Other and additional features of the wallet of the present invention will occur to those skilled in the art upon a reading of the following detailed description of a preferred embodiment, when taken in conjunction with the following description of the drawings, wherein:


FIG. 1 is a pictorial view, in perspective, of a facial view of the wallet of the present invention;

FIG. 2 is a view similar to that of FIG. 1, while showing the rear view of the wallet, with security devices in place;

FIG. 3 is a view of the wallet of FIGS. 1 and 2 as it would appear in its secure mode in the inside breast pocket of the wearer's jacket; and

FIG. 4 is of the wallet of the present invention secured to the waistband of the user's trousers.


With reference now to the drawings, and initially to FIGS. 1 and 2, a valuables protecting device 10 in the nature of a wallet, having one or more internal pockets, is depicted. The wallet 10 is elongated and generally rectangular and is capable of holding currencies of various shapes and sizes, as might be encountered as one travels abroad.

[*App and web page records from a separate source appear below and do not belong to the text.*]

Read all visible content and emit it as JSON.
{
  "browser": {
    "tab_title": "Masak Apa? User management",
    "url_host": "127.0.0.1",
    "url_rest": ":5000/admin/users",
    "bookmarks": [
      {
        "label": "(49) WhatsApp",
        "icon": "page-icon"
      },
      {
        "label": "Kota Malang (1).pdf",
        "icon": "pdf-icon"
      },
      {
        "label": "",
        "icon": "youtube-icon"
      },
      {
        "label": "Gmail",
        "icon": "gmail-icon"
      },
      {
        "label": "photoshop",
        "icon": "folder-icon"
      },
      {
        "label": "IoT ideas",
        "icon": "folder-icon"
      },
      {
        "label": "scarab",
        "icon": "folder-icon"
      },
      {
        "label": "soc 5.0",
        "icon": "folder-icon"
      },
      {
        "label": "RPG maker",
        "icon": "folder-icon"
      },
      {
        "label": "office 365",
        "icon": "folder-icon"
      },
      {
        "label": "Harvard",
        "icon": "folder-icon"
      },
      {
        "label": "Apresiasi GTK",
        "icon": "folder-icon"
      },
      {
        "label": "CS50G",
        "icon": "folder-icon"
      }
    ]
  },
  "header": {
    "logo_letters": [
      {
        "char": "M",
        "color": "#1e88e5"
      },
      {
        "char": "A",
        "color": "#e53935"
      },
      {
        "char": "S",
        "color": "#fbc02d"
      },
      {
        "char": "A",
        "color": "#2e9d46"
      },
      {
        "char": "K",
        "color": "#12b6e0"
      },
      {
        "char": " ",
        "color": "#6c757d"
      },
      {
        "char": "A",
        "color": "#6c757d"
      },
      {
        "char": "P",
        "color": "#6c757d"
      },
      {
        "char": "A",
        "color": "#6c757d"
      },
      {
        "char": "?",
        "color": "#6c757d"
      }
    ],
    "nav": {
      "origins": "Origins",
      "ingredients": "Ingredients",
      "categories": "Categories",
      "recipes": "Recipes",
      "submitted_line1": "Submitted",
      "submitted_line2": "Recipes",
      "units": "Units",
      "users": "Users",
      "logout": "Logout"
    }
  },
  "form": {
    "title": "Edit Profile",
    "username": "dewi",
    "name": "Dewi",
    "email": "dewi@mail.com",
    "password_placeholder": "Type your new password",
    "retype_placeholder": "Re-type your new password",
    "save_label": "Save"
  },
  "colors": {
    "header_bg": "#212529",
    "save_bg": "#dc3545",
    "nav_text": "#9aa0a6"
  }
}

While the specific size and shape of the device, or the number of pockets therein, may differ to accommodate, the wallet depicted is an example that will assist in understanding the underlying features of the invention.

As may be seen in FIG. 1, closure devices, for example snaps 12 secure a frontal flap 14. Needless to say, a variety of closures are well within the contemplation of the invention.

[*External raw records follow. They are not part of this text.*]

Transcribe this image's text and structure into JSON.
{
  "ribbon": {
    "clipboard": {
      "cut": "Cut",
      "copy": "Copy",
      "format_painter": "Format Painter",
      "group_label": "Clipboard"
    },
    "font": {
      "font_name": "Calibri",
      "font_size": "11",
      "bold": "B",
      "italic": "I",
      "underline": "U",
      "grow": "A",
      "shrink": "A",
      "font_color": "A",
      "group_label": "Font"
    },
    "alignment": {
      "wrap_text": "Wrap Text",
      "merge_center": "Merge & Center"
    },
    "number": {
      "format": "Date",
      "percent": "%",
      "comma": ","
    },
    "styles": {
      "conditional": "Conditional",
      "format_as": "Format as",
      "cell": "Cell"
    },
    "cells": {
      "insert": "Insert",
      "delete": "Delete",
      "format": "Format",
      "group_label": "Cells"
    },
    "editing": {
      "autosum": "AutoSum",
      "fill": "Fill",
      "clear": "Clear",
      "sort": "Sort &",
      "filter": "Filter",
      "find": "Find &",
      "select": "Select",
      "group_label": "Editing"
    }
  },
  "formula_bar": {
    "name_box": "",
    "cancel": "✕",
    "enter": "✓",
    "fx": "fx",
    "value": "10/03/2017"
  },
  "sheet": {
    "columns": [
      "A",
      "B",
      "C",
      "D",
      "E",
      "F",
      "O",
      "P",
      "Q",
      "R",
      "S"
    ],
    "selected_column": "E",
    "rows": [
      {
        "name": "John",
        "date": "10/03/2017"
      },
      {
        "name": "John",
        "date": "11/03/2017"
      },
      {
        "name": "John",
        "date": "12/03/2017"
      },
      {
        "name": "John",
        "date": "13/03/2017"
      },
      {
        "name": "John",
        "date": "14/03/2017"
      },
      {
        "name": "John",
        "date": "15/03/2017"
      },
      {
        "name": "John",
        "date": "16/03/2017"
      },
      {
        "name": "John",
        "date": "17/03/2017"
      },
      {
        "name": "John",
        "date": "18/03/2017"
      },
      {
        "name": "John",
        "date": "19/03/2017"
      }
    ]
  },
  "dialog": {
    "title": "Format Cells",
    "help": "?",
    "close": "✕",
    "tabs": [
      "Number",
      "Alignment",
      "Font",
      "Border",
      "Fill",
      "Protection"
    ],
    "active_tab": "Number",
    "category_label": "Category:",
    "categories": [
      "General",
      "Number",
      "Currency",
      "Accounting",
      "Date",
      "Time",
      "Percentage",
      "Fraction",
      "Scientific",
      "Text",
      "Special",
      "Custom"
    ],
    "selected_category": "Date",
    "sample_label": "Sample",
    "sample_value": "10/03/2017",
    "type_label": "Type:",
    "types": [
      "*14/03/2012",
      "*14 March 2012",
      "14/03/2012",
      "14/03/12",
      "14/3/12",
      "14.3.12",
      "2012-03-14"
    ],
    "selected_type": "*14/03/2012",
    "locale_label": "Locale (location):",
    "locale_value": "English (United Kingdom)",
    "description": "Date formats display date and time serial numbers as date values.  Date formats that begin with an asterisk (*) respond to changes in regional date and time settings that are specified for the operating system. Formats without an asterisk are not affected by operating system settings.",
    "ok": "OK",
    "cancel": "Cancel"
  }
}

The essential secure feature of the invention is found at the rear of the wallet 10 and is pictured in FIG. 2. Referring to FIG. 2, the wallet 10 is readily secured to one's clothing, e.g., an inside breast pocket as seen in FIG. 3, or at some other location such as the inside of one's trouser waist band as seen in FIG. 4. This is accomplished, in accordance with the teachings of the present invention, by one or more strategically positioned alligator type clips 20.

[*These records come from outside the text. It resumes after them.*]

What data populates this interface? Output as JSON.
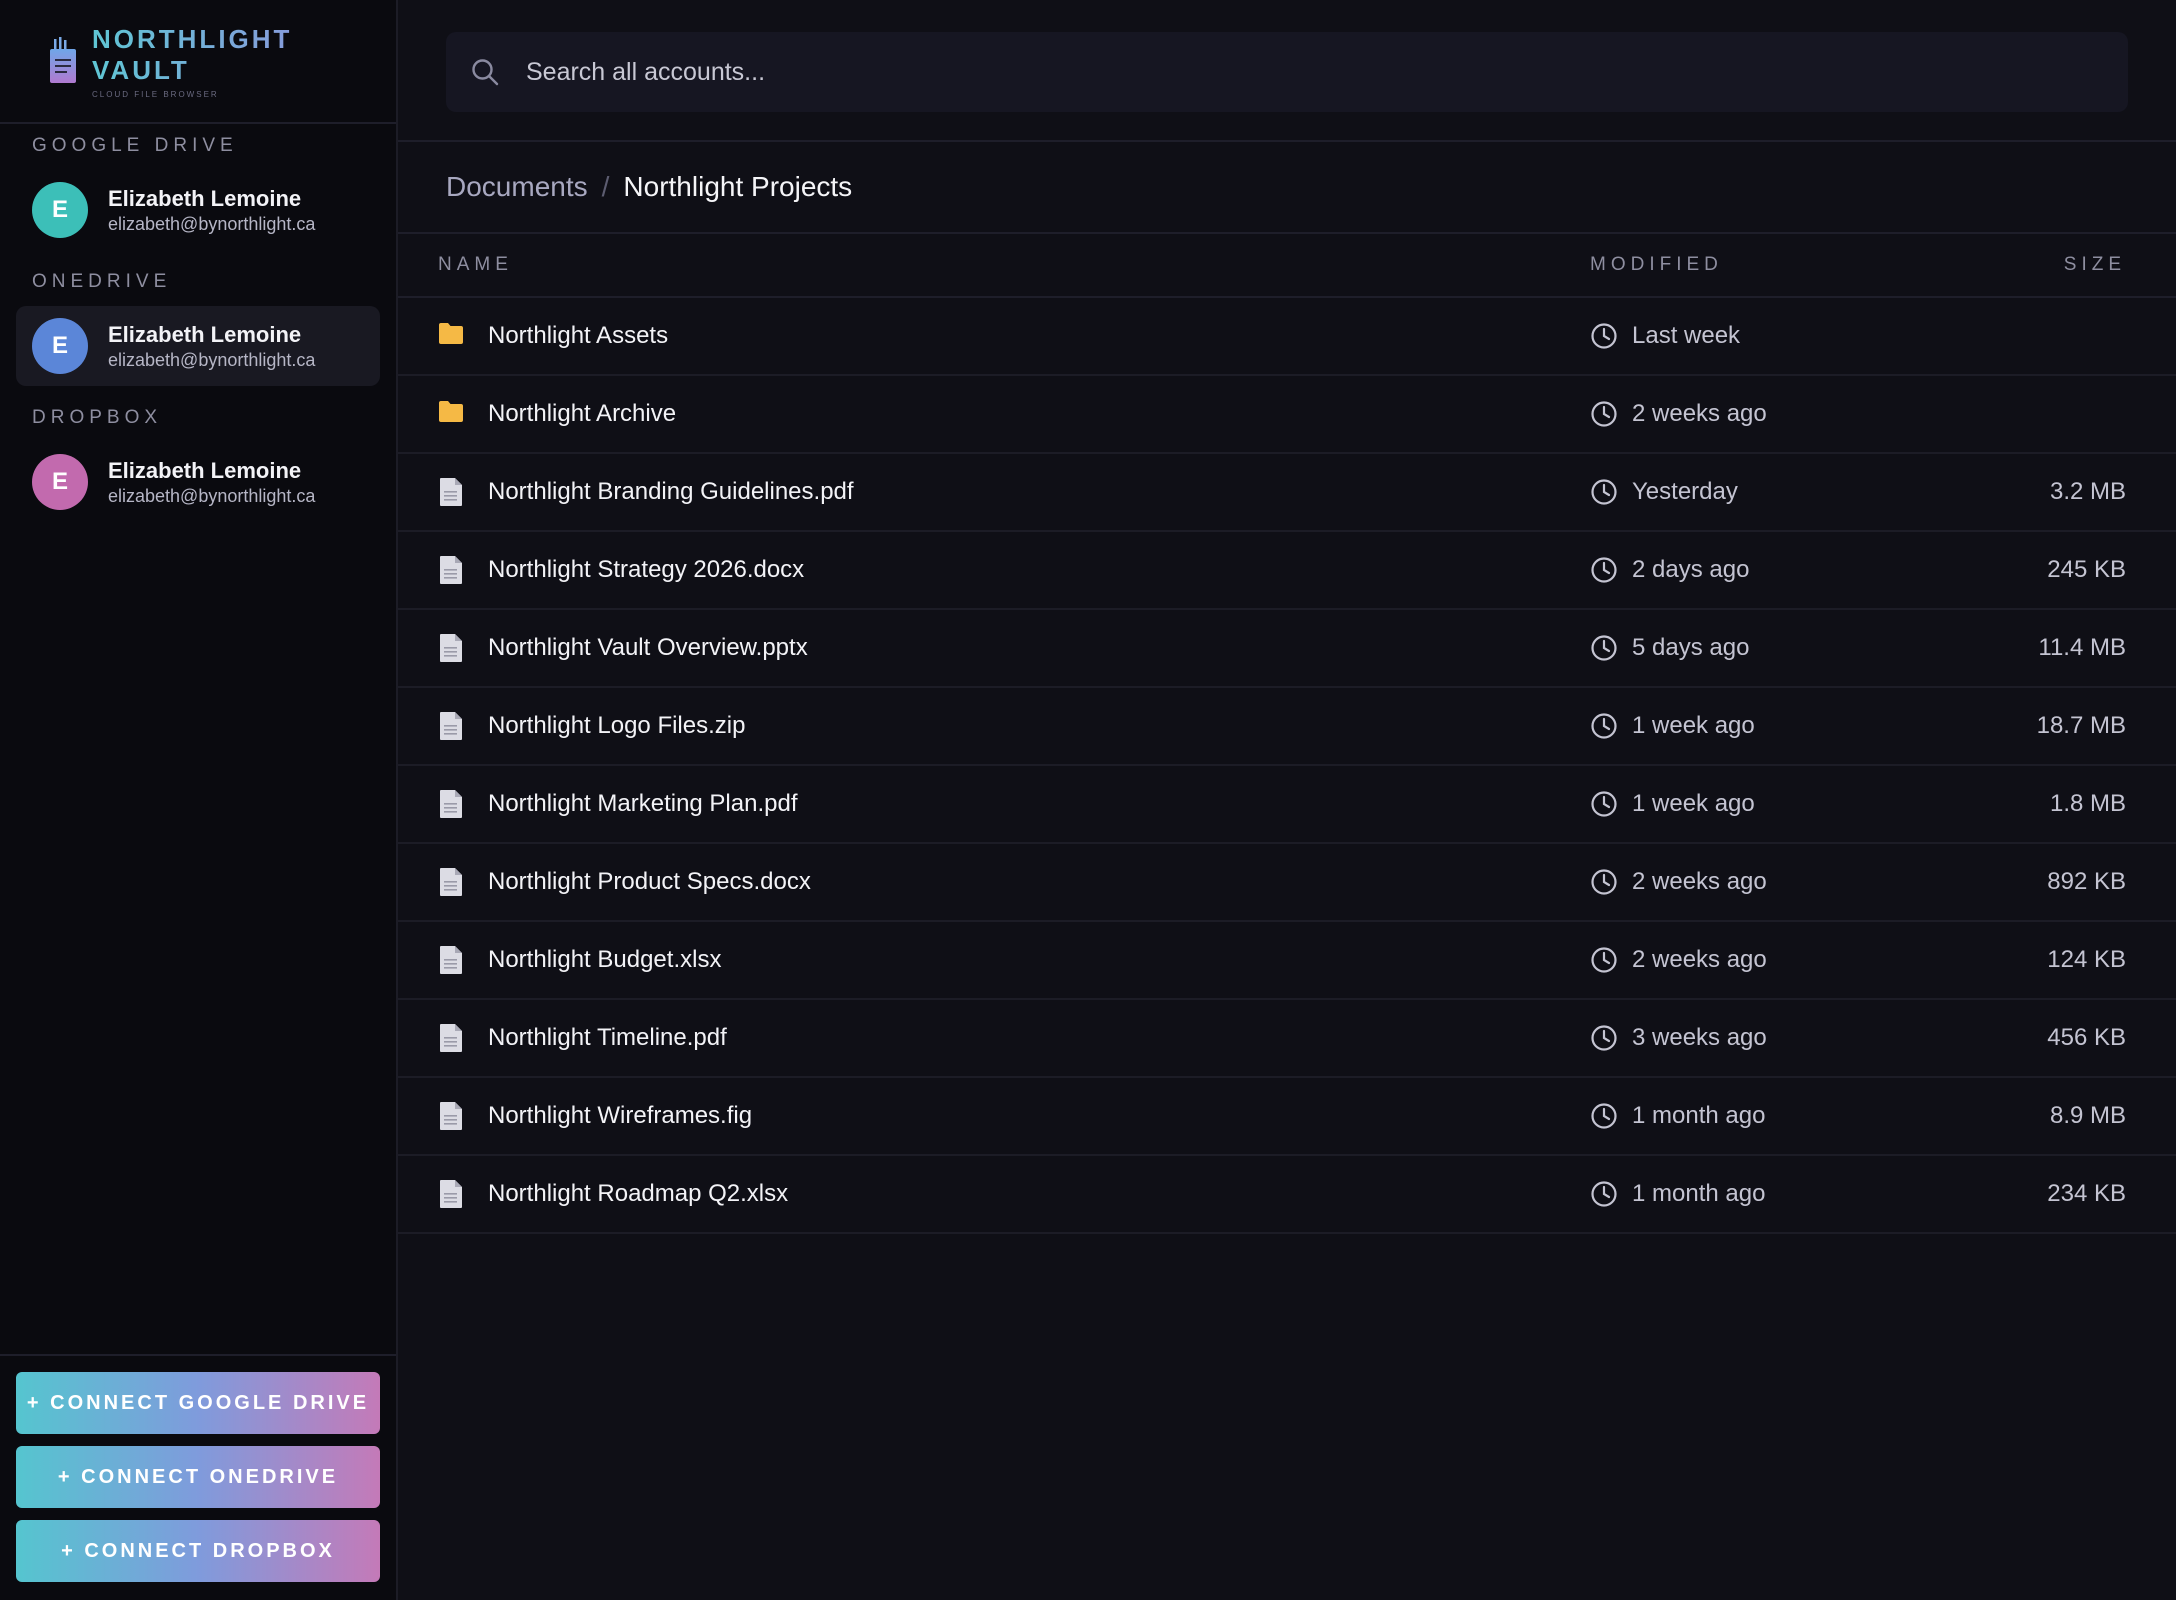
{
  "brand": {
    "name": "NORTHLIGHT VAULT",
    "subtitle": "CLOUD FILE BROWSER"
  },
  "sidebar": {
    "sections": [
      {
        "label": "GOOGLE DRIVE",
        "account": {
          "initial": "E",
          "name": "Elizabeth Lemoine",
          "email": "elizabeth@bynorthlight.ca",
          "avatar_color": "#3cbfb8",
          "active": false
        }
      },
      {
        "label": "ONEDRIVE",
        "account": {
          "initial": "E",
          "name": "Elizabeth Lemoine",
          "email": "elizabeth@bynorthlight.ca",
          "avatar_color": "#5b86d8",
          "active": true
        }
      },
      {
        "label": "DROPBOX",
        "account": {
          "initial": "E",
          "name": "Elizabeth Lemoine",
          "email": "elizabeth@bynorthlight.ca",
          "avatar_color": "#c26aae",
          "active": false
        }
      }
    ],
    "connect_buttons": [
      "+ CONNECT GOOGLE DRIVE",
      "+ CONNECT ONEDRIVE",
      "+ CONNECT DROPBOX"
    ]
  },
  "search": {
    "placeholder": "Search all accounts..."
  },
  "breadcrumb": {
    "parent": "Documents",
    "separator": "/",
    "current": "Northlight Projects"
  },
  "table": {
    "headers": {
      "name": "NAME",
      "modified": "MODIFIED",
      "size": "SIZE"
    },
    "rows": [
      {
        "type": "folder",
        "name": "Northlight Assets",
        "modified": "Last week",
        "size": ""
      },
      {
        "type": "folder",
        "name": "Northlight Archive",
        "modified": "2 weeks ago",
        "size": ""
      },
      {
        "type": "file",
        "name": "Northlight Branding Guidelines.pdf",
        "modified": "Yesterday",
        "size": "3.2 MB"
      },
      {
        "type": "file",
        "name": "Northlight Strategy 2026.docx",
        "modified": "2 days ago",
        "size": "245 KB"
      },
      {
        "type": "file",
        "name": "Northlight Vault Overview.pptx",
        "modified": "5 days ago",
        "size": "11.4 MB"
      },
      {
        "type": "file",
        "name": "Northlight Logo Files.zip",
        "modified": "1 week ago",
        "size": "18.7 MB"
      },
      {
        "type": "file",
        "name": "Northlight Marketing Plan.pdf",
        "modified": "1 week ago",
        "size": "1.8 MB"
      },
      {
        "type": "file",
        "name": "Northlight Product Specs.docx",
        "modified": "2 weeks ago",
        "size": "892 KB"
      },
      {
        "type": "file",
        "name": "Northlight Budget.xlsx",
        "modified": "2 weeks ago",
        "size": "124 KB"
      },
      {
        "type": "file",
        "name": "Northlight Timeline.pdf",
        "modified": "3 weeks ago",
        "size": "456 KB"
      },
      {
        "type": "file",
        "name": "Northlight Wireframes.fig",
        "modified": "1 month ago",
        "size": "8.9 MB"
      },
      {
        "type": "file",
        "name": "Northlight Roadmap Q2.xlsx",
        "modified": "1 month ago",
        "size": "234 KB"
      }
    ]
  },
  "icons": {
    "folder": "folder-icon",
    "file": "document-icon",
    "clock": "clock-icon",
    "search": "search-icon",
    "logo": "vault-logo-icon"
  },
  "colors": {
    "folder": "#f5b945",
    "file": "#d9d9e2",
    "accent_start": "#55c5cf",
    "accent_end": "#c47ab8"
  }
}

The clips 20, in keeping with the objectives of the invention, are thin and unobtrusive, while having considerable gripping power, which permits the user to secure the wallet 10 in unconventional places where a prospective thief may not expect. Moreover, should some thief take overt action to obtain the wallet from the person of the user, the gripping power of the clips 20 require a certain amount of additional time to unloose, particularly from a struggling user, and since time is the enemy of a thief, it may well discourage such anti-social conduct.

Each clip 20 may be affixed to the wallet by means of an appropriate fastener, e.g., a rivet 22. While other fasteners are contemplated, use of a device such as a rivet permits rotation of the clip 20 in a plane parallel to the wallet, to permit engagement of an edge of clothing which may not necessarily be horizontal, thereby adding to the verticality and utility of the device 10.

FIGS. 3 and 4 are illustrative of the various positions which may be used to secure the wallet 10. For example, the edge 30 of the inside breast pocket of a jacket J is one such placement. When the wallet 10 is secured, even taking off the jacket or bending over with it on will not dislodge the wallet.

In a similar fashion, the top edge 33 is ideally suited to placement of the wallet 10, as seen in FIG. 4, making the wallet highly inaccessible to a prospective thief. Certainly other placements will occur to those conversant in the art and are well within the contemplation of the invention as defined by the claims, wherein: